My partner and I were chatting about cars over the weekend–while stuck in tollbooth-snarled Bay Bridge traffic, as it so happened–and I got called to task for the negativity of my take on the matter.
A Smart Car passed us to the left; we both offered up a little bit of surprise, as we’d heard anecdotally that they were not recommended for freeway speeds. Traffic was moving at a chilled-syrup clip, so there was no problem in that regard. I’ve since learned through their website that the Smart Fortwo’s engine is electronically limited to a top speed of 90 mph, which just once again underscores the edict admonishing one to avoid believing everything that one hears.
Anyhow, my better half offered up that there seems to be some resurgence in the availability of smaller cars, not to mention a ramped-up rate of development of fuel train technologies over and beyond the standard-fare, gas-based, internal combustion engine. And, yes, he is correct, things do seem to be moving.
My comment–the one that sort of set him off on a mission to justifiably take me to manners school, and which I’ll explain below–was an observation on the collective stupidity of the otherwise, by all accounts, extremely intelligent human species; and how frustrating I found it to be that adequate information (particularly regarding petroleum supplies and climate) has been available for decades. Instead, we wait until our collective nards are caught in a vice grip upon whose handle the cosmos has given another quarter-revolution clockwise turn before we decide to do something.
“Okay,” he said, “refuse to let me enjoy the development. We’re all doomed.”
Yes. I’ll concede, and repeat: there are changes afoot in the arena of transportation. These changes are necessary, and they are good.

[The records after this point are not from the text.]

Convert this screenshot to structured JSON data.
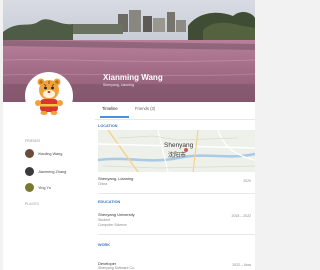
{
  "profile": {
    "name": "Xianming Wang",
    "subtitle": "Shenyang, Liaoning"
  },
  "tabs": [
    {
      "label": "Timeline"
    },
    {
      "label": "Friends (3)"
    }
  ],
  "sidebar": {
    "friends_heading": "FRIENDS",
    "friends": [
      {
        "name": "Xiaoling Wang",
        "color": "#6b4a3a"
      },
      {
        "name": "Jianmeng Zhang",
        "color": "#3a3a3a"
      },
      {
        "name": "Ying Yu",
        "color": "#7a7a2e"
      }
    ],
    "places_heading": "PLACES"
  },
  "sections": {
    "location_heading": "LOCATION",
    "map": {
      "city_en": "Shenyang",
      "city_zh": "沈阳市"
    },
    "location_line": "Shenyang, Liaoning",
    "location_country": "China",
    "location_date": "2020",
    "education_heading": "EDUCATION",
    "edu_school": "Shenyang University",
    "edu_detail_1": "Student",
    "edu_detail_2": "Computer Science",
    "edu_date": "2018 – 2022",
    "work_heading": "WORK",
    "work_title": "Developer",
    "work_detail": "Shenyang Software Co.",
    "work_date": "2022 – Now"
  },
  "colors": {
    "accent": "#4a90e2",
    "section_heading": "#3a78c2"
  }
}
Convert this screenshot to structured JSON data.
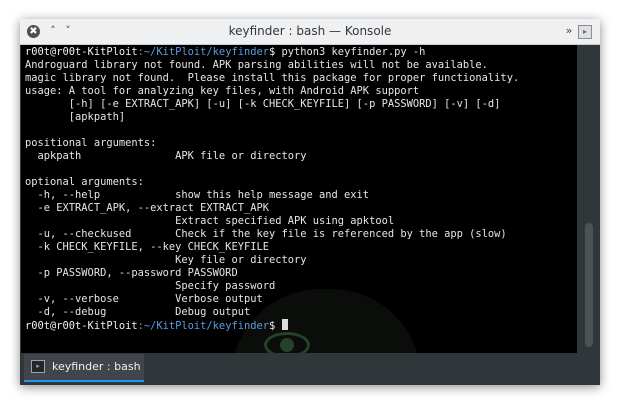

My gut tells me that we’re in for a period of increasing choice and also some unavoidable market instability over the next, oh, let’s say decade, give or take. It’ll be like the VHS vs. Beta marketplace showdown, only on a much larger scale of impact, and likely requiring a longer chunk of time to settle and to develop the requisite supporting infrastructure. Consider: one manufacturer is emphasising R&D efforts in new-generation diesel technology; another is reinvigorating its electric motor technology. One will be advancing its plug in hybrid efforts, yet another is gearing up for expanded hydrogen fuel cell application, and still another, astonishingly, has announced its intention to have its fleet completely off petroleum altogether within 10 years. A dark horse technological startup, but perhaps my personal favorite, is an engine that runs on compressed air.
Taking a look at the wide divergence represented by these technological paths, along with the fact that the oil industry itself is showing signs of deciphering the writing on the wall, big changes are afoot, which necessarily means that there will be some short to medium term instability.
If our next car may run on something other than gas, how close or how far will we need to travel to refuel? Can existing gas stations expand their infrastructure to include many, most, or all fueling options as they become available? Or will some hang back awaiting a sense for one of them to reveal itself as dominant in and preferred by the marketplace?
Yes. It is great, and necessary, and helpful, and exciting that these innovations are taking place. And it’s about friggin’ time.
Not at all intending to have rained on my guy’s parade, I am frustrated nonetheless. And I’m not yet prepared to let the auto industry off the hook. Nor our elected officials. Nor, frankly, us, the American consumer. Our collective intransigence has not served us well, and the very matter of our dragging our feet for so long forms the foundation for the frustration that I let loose.
For crying out loud: my parents were getting 40 miles per gallon with the early-US import Subarus that they were driving in the late 1970′s and early 80′s. I see a car ad on the tube, replete with voiceover all self-congratulatory about 32 mpg, and I want to heave a brick through the screen.
And I can’t help but recognize how I feel on the matter to be merely a different shade of the same color of frustration that caused me to go on hiatus from the environmental field to begin with.
Having entered it fresh out of school, young and eager, fired up and ready to go, it was empowering to start my day feeling as though I was making the world a better place. And then I’d continue to see it: our vehicles grew larger; our local greenspace would give away to one needless strip mall after another; arable, productive farmland would become consumed by flavorless McMansion sprawl.
It just didn’t seem like we were paying sufficient attention.
The data kept coming, and–was it through arrogance? ignorance? biblically-derived dominion over all of creation?–it just seemed as though we were consciously determined to head in a direction in willful defiance of all readily available indicators.
And somewhere along the way, my bright-eyed feeling of making the world a better place was crowded out by a Sisyphian sense that what I was doing was, at best, merely slowing the pace of things getting worse.
So–hooray for me!–I’m forced to confront the fact that the frustration that threw me off my game lingers. And, apparently, festers.
Mirrors are useful devices for directing the light of day to all manner of dark, hidden recesses.
I’m open to being proven wrong. To be made wiser. And of far greater value–and I’m certainly open to this, too–would be to reclaim a glass-is-half-full default reaction when I encounter and ponder the challenges that face us.
And quite possibly, and with luck, therein will lie the value and purpose of this nascent blogging exercise, as I dive in.